The winter of 2022 saw over 5,000 people arriving illegally through the Roxham Road, more than twice the record in 2017. Despite calls to close the Roxham Road, Stéphanie Valois, the president of the Quebec Immigration Lawyers Association, believes that people in search of security are willing to do anything. She reminds people that asylum-seekers have been known to cross the Darien between Colombia and Panama, a physically difficult and dangerous path with mud, mountains and wild animals.
Eli, a Haitian migrant, describes how the jungle was the worst part of their journey – an experience marked by horror stories of death and sexual assault. Eli crossed the pass with her daughter, who was only two years old at the time. Additionally, the move to the United States proved to be challenging, with Eli detailing the inhumane treatment migrant detainees receive while being held at detention centres.
The issue of the flow of asylum seekers is expected to feature in discussions between the President of the United States and the Prime Minister of Canada during the latter’s visit in March.
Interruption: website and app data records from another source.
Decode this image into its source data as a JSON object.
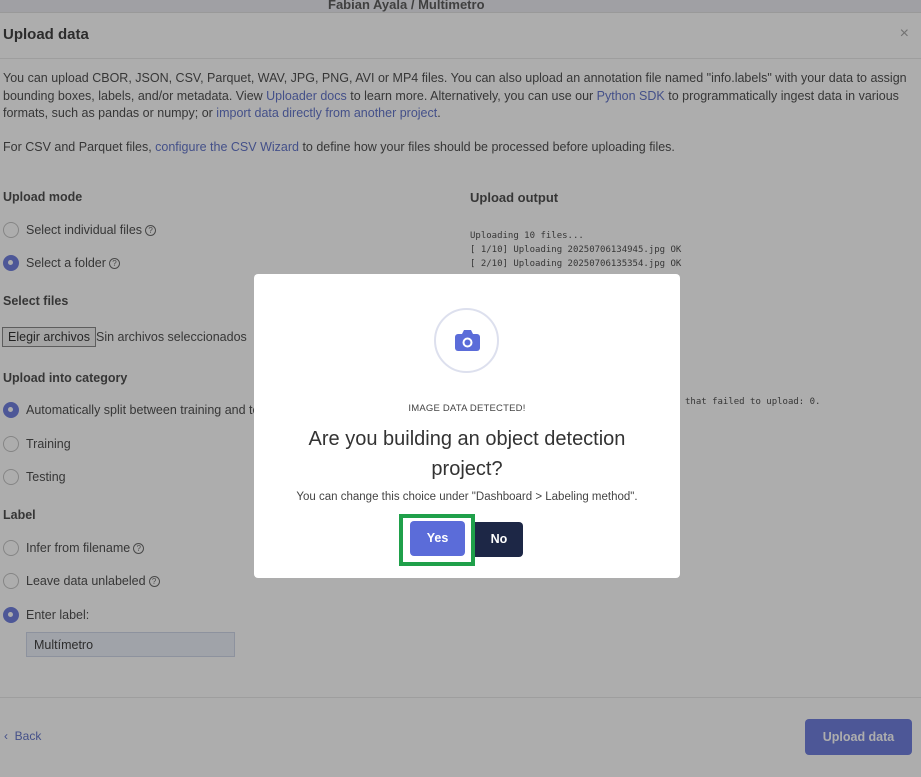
{
  "background_header": {
    "breadcrumb": "Fabian Ayala / Multimetro"
  },
  "dialog": {
    "title": "Upload data",
    "close_glyph": "×",
    "intro": {
      "part1": "You can upload CBOR, JSON, CSV, Parquet, WAV, JPG, PNG, AVI or MP4 files. You can also upload an annotation file named \"info.labels\" with your data to assign bounding boxes, labels, and/or metadata. View ",
      "link1": "Uploader docs",
      "part2": " to learn more. Alternatively, you can use our ",
      "link2": "Python SDK",
      "part3": " to programmatically ingest data in various formats, such as pandas or numpy; or ",
      "link3": "import data directly from another project",
      "part4": "."
    },
    "csv_note": {
      "part1": "For CSV and Parquet files, ",
      "link": "configure the CSV Wizard",
      "part2": " to define how your files should be processed before uploading files."
    },
    "upload_mode": {
      "title": "Upload mode",
      "options": [
        "Select individual files",
        "Select a folder"
      ],
      "selected": 1
    },
    "select_files": {
      "title": "Select files",
      "button": "Elegir archivos",
      "status": "Sin archivos seleccionados"
    },
    "category": {
      "title": "Upload into category",
      "options": [
        "Automatically split between training and te",
        "Training",
        "Testing"
      ],
      "selected": 0
    },
    "label": {
      "title": "Label",
      "options": [
        "Infer from filename",
        "Leave data unlabeled",
        "Enter label:"
      ],
      "selected": 2,
      "value": "Multímetro"
    },
    "output": {
      "title": "Upload output",
      "lines": [
        "Uploading 10 files...",
        "[ 1/10] Uploading 20250706134945.jpg OK",
        "[ 2/10] Uploading 20250706135354.jpg OK"
      ],
      "tail": "that failed to upload: 0."
    },
    "footer": {
      "back": "Back",
      "upload": "Upload data"
    }
  },
  "modal": {
    "icon": "camera-icon",
    "eyebrow": "IMAGE DATA DETECTED!",
    "question": "Are you building an object detection project?",
    "note": "You can change this choice under \"Dashboard > Labeling method\".",
    "yes": "Yes",
    "no": "No"
  },
  "colors": {
    "accent": "#5b6cd9",
    "dark": "#1d2746",
    "highlight": "#1fa04a",
    "link": "#4a5fc1"
  }
}
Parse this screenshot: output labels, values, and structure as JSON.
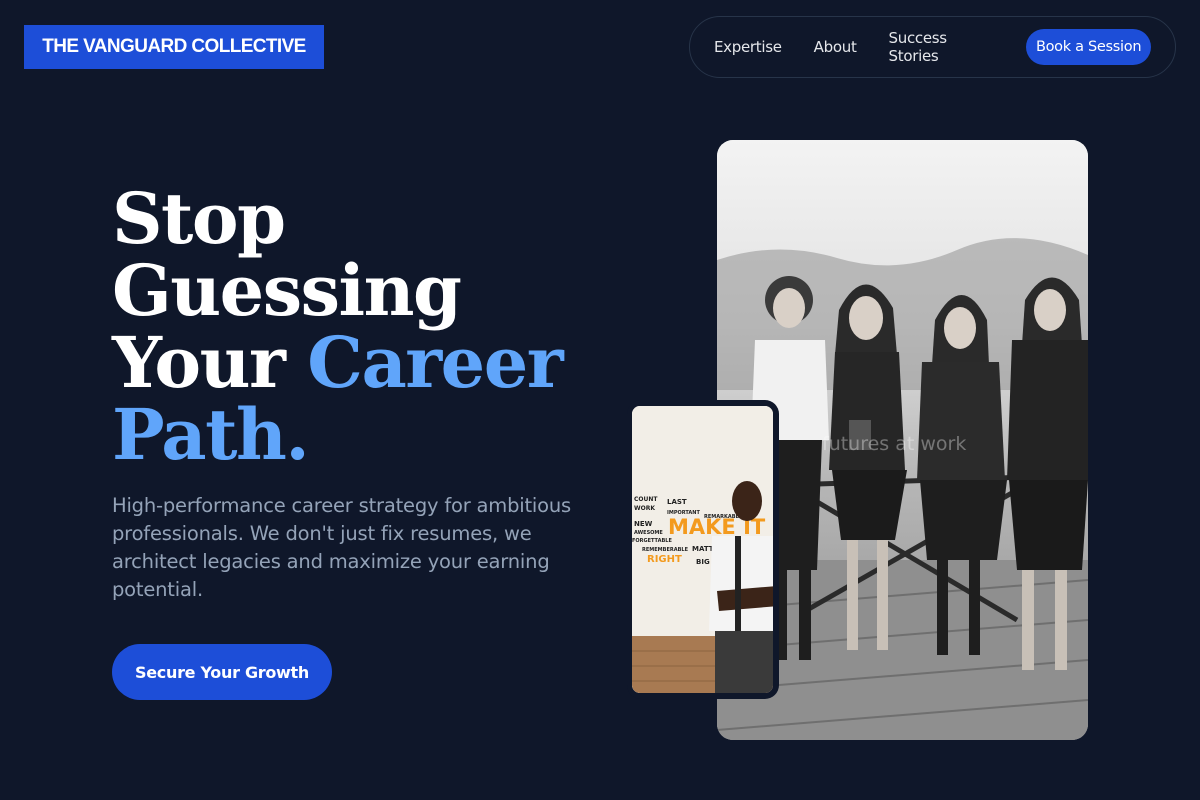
{
  "brand": {
    "name": "THE VANGUARD COLLECTIVE"
  },
  "nav": {
    "items": [
      "Expertise",
      "About",
      "Success Stories"
    ],
    "cta_label": "Book a Session"
  },
  "hero": {
    "headline_line1": "Stop",
    "headline_line2": "Guessing",
    "headline_line3_white": "Your ",
    "headline_line3_accent": "Career",
    "headline_line4_accent": "Path.",
    "subtext": "High-performance career strategy for ambitious professionals. We don't just fix resumes, we architect legacies and maximize your earning potential.",
    "cta_label": "Secure Your Growth"
  },
  "images": {
    "main_photo": "team-photo",
    "main_photo_watermark": "futures at work",
    "small_photo": "professional-photo",
    "small_photo_text": "MAKE IT"
  },
  "colors": {
    "background": "#0f172a",
    "primary": "#1d4ed8",
    "accent": "#60a5fa",
    "muted_text": "#94a3b8"
  }
}
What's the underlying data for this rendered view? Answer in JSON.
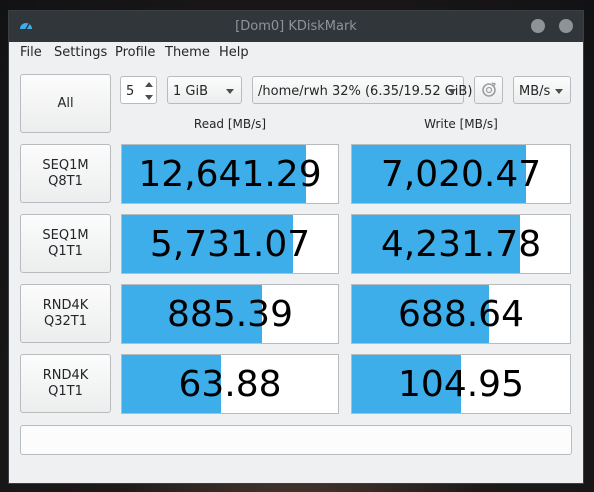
{
  "window": {
    "title": "[Dom0] KDiskMark"
  },
  "menu": [
    "File",
    "Settings",
    "Profile",
    "Theme",
    "Help"
  ],
  "toolbar": {
    "all_label": "All",
    "runs": "5",
    "size": "1 GiB",
    "path": "/home/rwh 32% (6.35/19.52 GiB)",
    "units": "MB/s",
    "refresh_icon": "refresh-icon"
  },
  "headers": {
    "read": "Read [MB/s]",
    "write": "Write [MB/s]"
  },
  "tests": [
    {
      "label_line1": "SEQ1M",
      "label_line2": "Q8T1",
      "read": "12,641.29",
      "read_fill": 0.85,
      "write": "7,020.47",
      "write_fill": 0.8
    },
    {
      "label_line1": "SEQ1M",
      "label_line2": "Q1T1",
      "read": "5,731.07",
      "read_fill": 0.79,
      "write": "4,231.78",
      "write_fill": 0.77
    },
    {
      "label_line1": "RND4K",
      "label_line2": "Q32T1",
      "read": "885.39",
      "read_fill": 0.65,
      "write": "688.64",
      "write_fill": 0.63
    },
    {
      "label_line1": "RND4K",
      "label_line2": "Q1T1",
      "read": "63.88",
      "read_fill": 0.46,
      "write": "104.95",
      "write_fill": 0.5
    }
  ],
  "status_text": "",
  "colors": {
    "accent": "#3daee9",
    "titlebar": "#31363b"
  }
}
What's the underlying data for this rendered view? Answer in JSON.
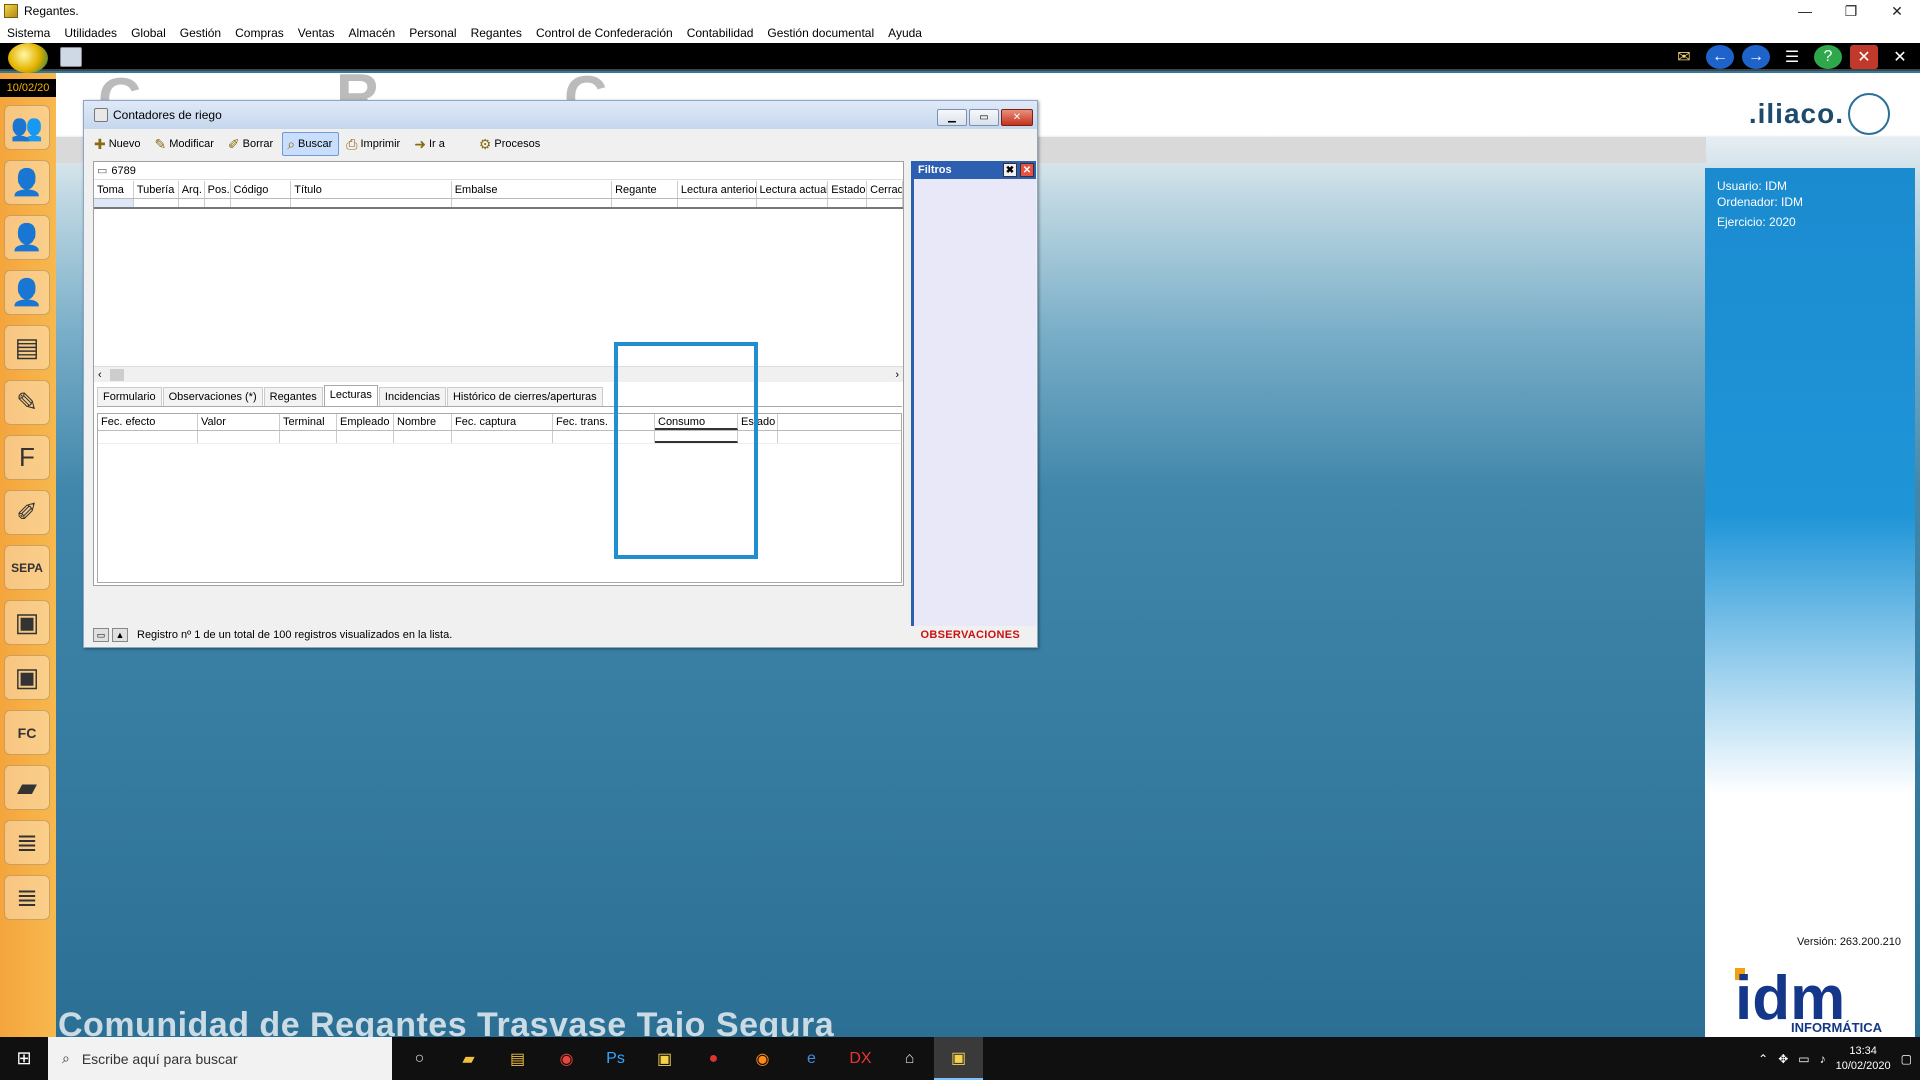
{
  "app": {
    "title": "Regantes.",
    "window_controls": [
      "—",
      "❐",
      "✕"
    ]
  },
  "menu": [
    "Sistema",
    "Utilidades",
    "Global",
    "Gestión",
    "Compras",
    "Ventas",
    "Almacén",
    "Personal",
    "Regantes",
    "Control de Confederación",
    "Contabilidad",
    "Gestión documental",
    "Ayuda"
  ],
  "leftrail": {
    "date": "10/02/20",
    "icons": [
      "users-icon",
      "user-a-icon",
      "user-icon",
      "user-icon",
      "database-icon",
      "notes-icon",
      "folder-f-icon",
      "edit-icon",
      "sepa-icon",
      "bag-icon",
      "bag-icon",
      "fc-icon",
      "folder-icon",
      "list-icon",
      "list-icon"
    ]
  },
  "topbar_icons": [
    "mail-icon",
    "back-icon",
    "forward-icon",
    "menu-icon",
    "help-icon",
    "close-icon",
    "exit-icon"
  ],
  "brand": {
    "logo_text": ".iliaco.",
    "bg_title": "Comunidad de Regantes Trasvase Tajo Segura"
  },
  "info": {
    "usuario": "Usuario: IDM",
    "ordenador": "Ordenador: IDM",
    "ejercicio": "Ejercicio: 2020",
    "version": "Versión: 263.200.210",
    "company_sub": "INFORMÁTICA"
  },
  "window": {
    "title": "Contadores de riego",
    "toolbar": [
      {
        "label": "Nuevo",
        "icon": "new-icon"
      },
      {
        "label": "Modificar",
        "icon": "edit-icon"
      },
      {
        "label": "Borrar",
        "icon": "delete-icon"
      },
      {
        "label": "Buscar",
        "icon": "search-icon"
      },
      {
        "label": "Imprimir",
        "icon": "print-icon"
      },
      {
        "label": "Ir a",
        "icon": "goto-icon"
      },
      {
        "label": "Procesos",
        "icon": "gear-icon"
      }
    ],
    "search_value": "6789",
    "columns": [
      "Toma",
      "Tubería",
      "Arq.",
      "Pos.",
      "Código",
      "Título",
      "Embalse",
      "Regante",
      "Lectura anterior",
      "Lectura actual",
      "Estado",
      "Cerrado"
    ],
    "tabs": [
      "Formulario",
      "Observaciones (*)",
      "Regantes",
      "Lecturas",
      "Incidencias",
      "Histórico de cierres/aperturas"
    ],
    "active_tab": "Lecturas",
    "sub_columns": [
      "Fec. efecto",
      "Valor",
      "Terminal",
      "Empleado",
      "Nombre",
      "Fec. captura",
      "Fec. trans.",
      "Consumo",
      "Estado"
    ],
    "filters_title": "Filtros",
    "status_text": "Registro nº 1 de un total de 100 registros visualizados en la lista.",
    "observaciones": "OBSERVACIONES"
  },
  "taskbar": {
    "search_placeholder": "Escribe aquí para buscar",
    "time": "13:34",
    "date": "10/02/2020"
  },
  "colors": {
    "accent": "#1f8fd0",
    "rail": "#f4a53c",
    "obs": "#cc1111"
  }
}
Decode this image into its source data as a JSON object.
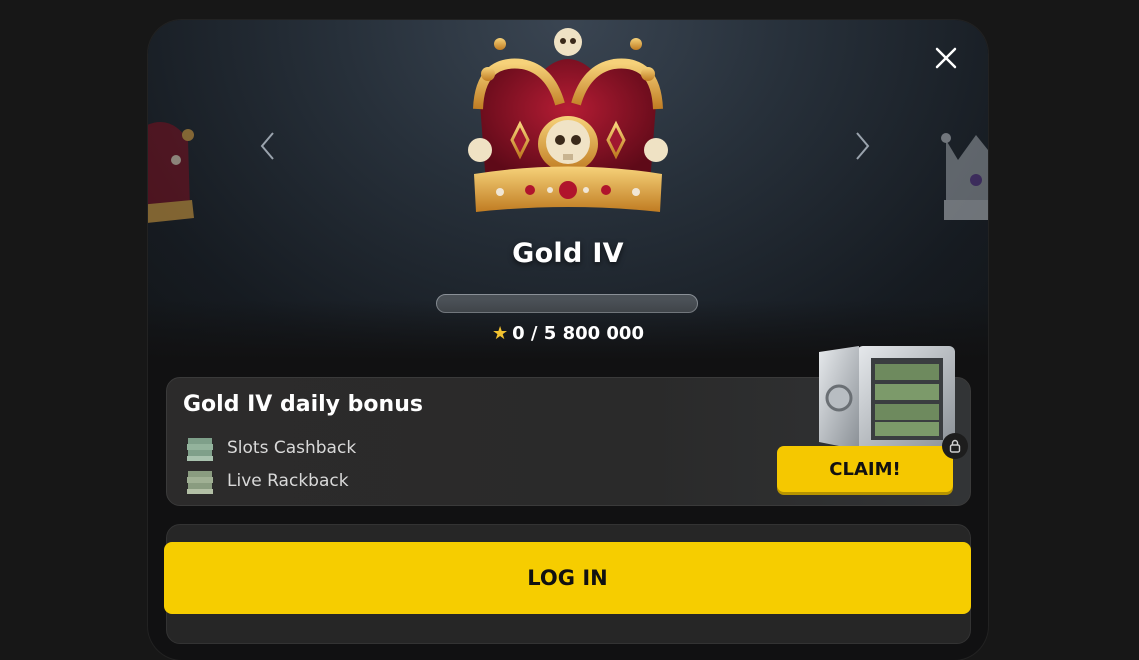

With immigration rhetoric on the rise, more voices are calling for a renegotiation of the treaty that stipulates migrants must file their asylum claim in the first country they arrive. Despite everything, many migrants are relieved to arrive in Canada, where they can enjoy a degree of safety and freedom from violence.